▶ Problem statement
Output all of the listing, leaving every line exactly as written.

▶ Study material

Start of Block

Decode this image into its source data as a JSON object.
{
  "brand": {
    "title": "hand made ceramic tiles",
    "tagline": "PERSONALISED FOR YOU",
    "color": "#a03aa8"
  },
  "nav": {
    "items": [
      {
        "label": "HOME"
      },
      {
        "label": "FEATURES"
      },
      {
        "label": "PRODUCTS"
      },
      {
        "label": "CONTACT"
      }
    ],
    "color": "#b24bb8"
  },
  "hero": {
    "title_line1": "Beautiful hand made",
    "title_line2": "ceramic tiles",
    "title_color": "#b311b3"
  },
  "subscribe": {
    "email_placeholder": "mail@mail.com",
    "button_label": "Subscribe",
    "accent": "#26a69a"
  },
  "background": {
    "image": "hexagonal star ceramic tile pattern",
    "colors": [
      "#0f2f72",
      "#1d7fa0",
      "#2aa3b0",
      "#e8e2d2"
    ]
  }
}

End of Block

▶ Expected answer
Decode this image into its source data as a JSON object.
{
  "brand": {
    "title": "hand made ceramic tiles",
    "tagline": "PERSONALISED FOR YOU",
    "color": "#a03aa8"
  },
  "nav": {
    "items": [
      {
        "label": "HOME"
      },
      {
        "label": "FEATURES"
      },
      {
        "label": "PRODUCTS"
      },
      {
        "label": "CONTACT"
      }
    ],
    "color": "#b24bb8"
  },
  "hero": {
    "title_line1": "Beautiful hand made",
    "title_line2": "ceramic tiles",
    "title_color": "#b311b3"
  },
  "subscribe": {
    "email_placeholder": "mail@mail.com",
    "button_label": "Subscribe",
    "accent": "#26a69a"
  },
  "background": {
    "image": "hexagonal star ceramic tile pattern",
    "colors": [
      "#0f2f72",
      "#1d7fa0",
      "#2aa3b0",
      "#e8e2d2"
    ]
  }
}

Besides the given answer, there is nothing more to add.